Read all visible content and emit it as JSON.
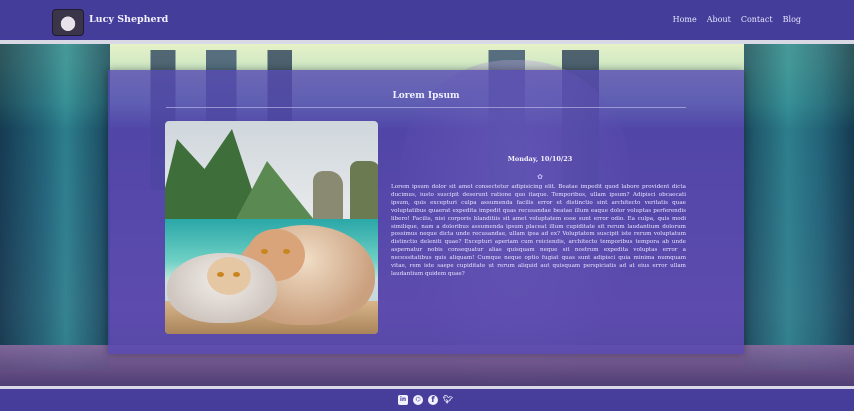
{
  "header": {
    "site_title": "Lucy Shepherd",
    "nav": [
      "Home",
      "About",
      "Contact",
      "Blog"
    ]
  },
  "post": {
    "title": "Lorem Ipsum",
    "date": "Monday, 10/10/23",
    "body": "Lorem ipsum dolor sit amet consectetur adipisicing elit. Beatae impedit quod labore provident dicta ducimus, iusto suscipit deserunt ratione quo itaque. Temporibus, ullam ipsum? Adipisci obcaecati ipsum, quis excepturi culpa assumenda facilis error et distinctio sint architecto veritatis quae voluptatibus quaerat expedita impedit quas recusandae beatae illum eaque dolor voluptas perferendis libero! Facilis, nisi corporis blanditiis sit amet voluptatem esse sunt error odio. Ea culpa, quis modi similique, nam a doloribus assumenda ipsum placeat illum cupiditate sit rerum laudantium dolorum possimus neque dicta unde recusandae, ullam ipsa ad ex? Voluptatem suscipit iste rerum voluptatum distinctio deleniti quae? Excepturi aperiam cum reiciendis, architecto temporibus tempora ab unde aspernatur nobis consequatur alias quisquam neque sit nostrum expedita voluptas error a necessitatibus quis aliquam! Cumque neque optio fugiat quas sunt adipisci quia minima numquam vitae, rem iste saepe cupiditate ut rerum aliquid aut quisquam perspiciatis ad at eius error ullam laudantium quidem quae?"
  },
  "footer": {
    "social_icons": [
      "linkedin-icon",
      "github-icon",
      "facebook-icon",
      "twitter-icon"
    ]
  },
  "colors": {
    "header_bg": "#483ea0",
    "card_bg": "#5648b2",
    "rule": "#d9d9e6"
  }
}
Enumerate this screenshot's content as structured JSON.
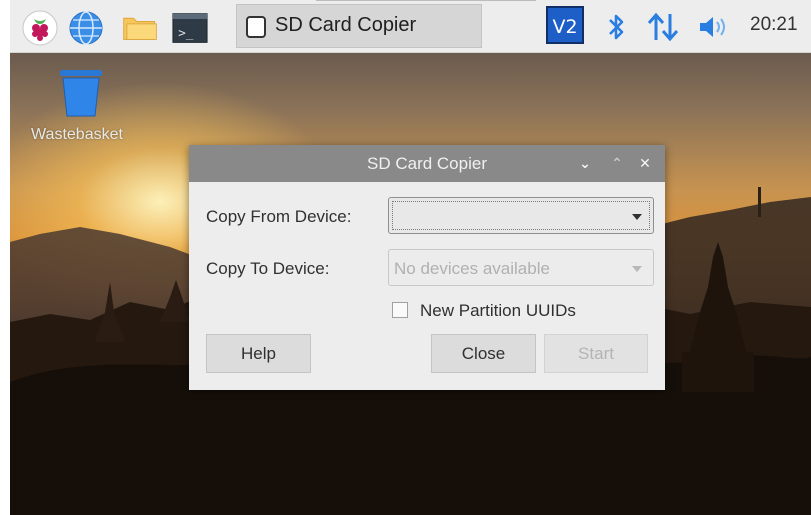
{
  "taskbar": {
    "launchers": [
      {
        "icon": "raspberry-menu-icon"
      },
      {
        "icon": "web-browser-globe-icon"
      },
      {
        "icon": "file-manager-folder-icon"
      },
      {
        "icon": "terminal-icon"
      }
    ],
    "task": {
      "label": "SD Card Copier",
      "icon": "document-window-icon"
    },
    "tray": {
      "vnc": "VNC",
      "vnc_text": "V2",
      "bluetooth": "bluetooth-icon",
      "network": "network-updown-icon",
      "volume": "volume-icon"
    },
    "clock": "20:21"
  },
  "desktop": {
    "wastebasket_label": "Wastebasket"
  },
  "dialog": {
    "title": "SD Card Copier",
    "controls": {
      "minimize": "⌄",
      "maximize": "⌃",
      "close": "✕"
    },
    "copy_from_label": "Copy From Device:",
    "copy_from_value": "",
    "copy_to_label": "Copy To Device:",
    "copy_to_value": "No devices available",
    "uuid_label": "New Partition UUIDs",
    "uuid_checked": false,
    "buttons": {
      "help": "Help",
      "close": "Close",
      "start": "Start"
    }
  },
  "colors": {
    "panel": "#ededed",
    "titlebar": "#898989",
    "vnc_bg": "#1d5ec7",
    "tray_blue": "#2a7de1"
  }
}
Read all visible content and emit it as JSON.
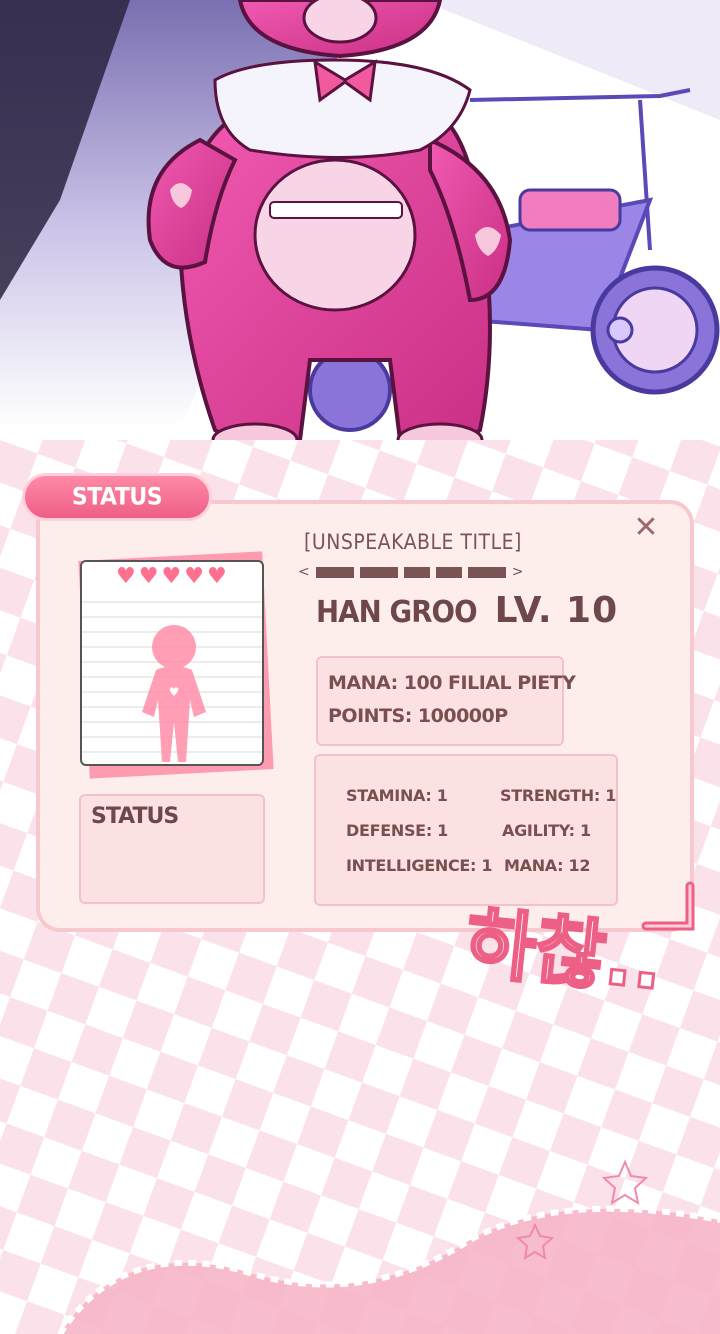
{
  "status_window": {
    "tab_label": "STATUS",
    "title": "[UNSPEAKABLE TITLE]",
    "character_name": "HAN GROO",
    "level": "LV. 10",
    "mana_line": "MANA: 100 FILIAL PIETY",
    "points_line": "POINTS: 100000P",
    "stats": {
      "stamina": "STAMINA: 1",
      "strength": "STRENGTH: 1",
      "defense": "DEFENSE: 1",
      "agility": "AGILITY: 1",
      "intelligence": "INTELLIGENCE: 1",
      "mana": "MANA: 12"
    },
    "status_box_label": "STATUS",
    "hearts": 5,
    "close_icon": "close-icon"
  },
  "sound_effect": "하찮..",
  "colors": {
    "accent_pink": "#ee5f86",
    "panel_bg": "#fdeeec",
    "text_brown": "#7a4f4f",
    "bear_magenta": "#e2459a"
  }
}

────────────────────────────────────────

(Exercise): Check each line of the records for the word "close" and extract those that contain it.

(Answer space):
      "close": "✕"
      "close": "Close",
    "close_icon": "close-icon"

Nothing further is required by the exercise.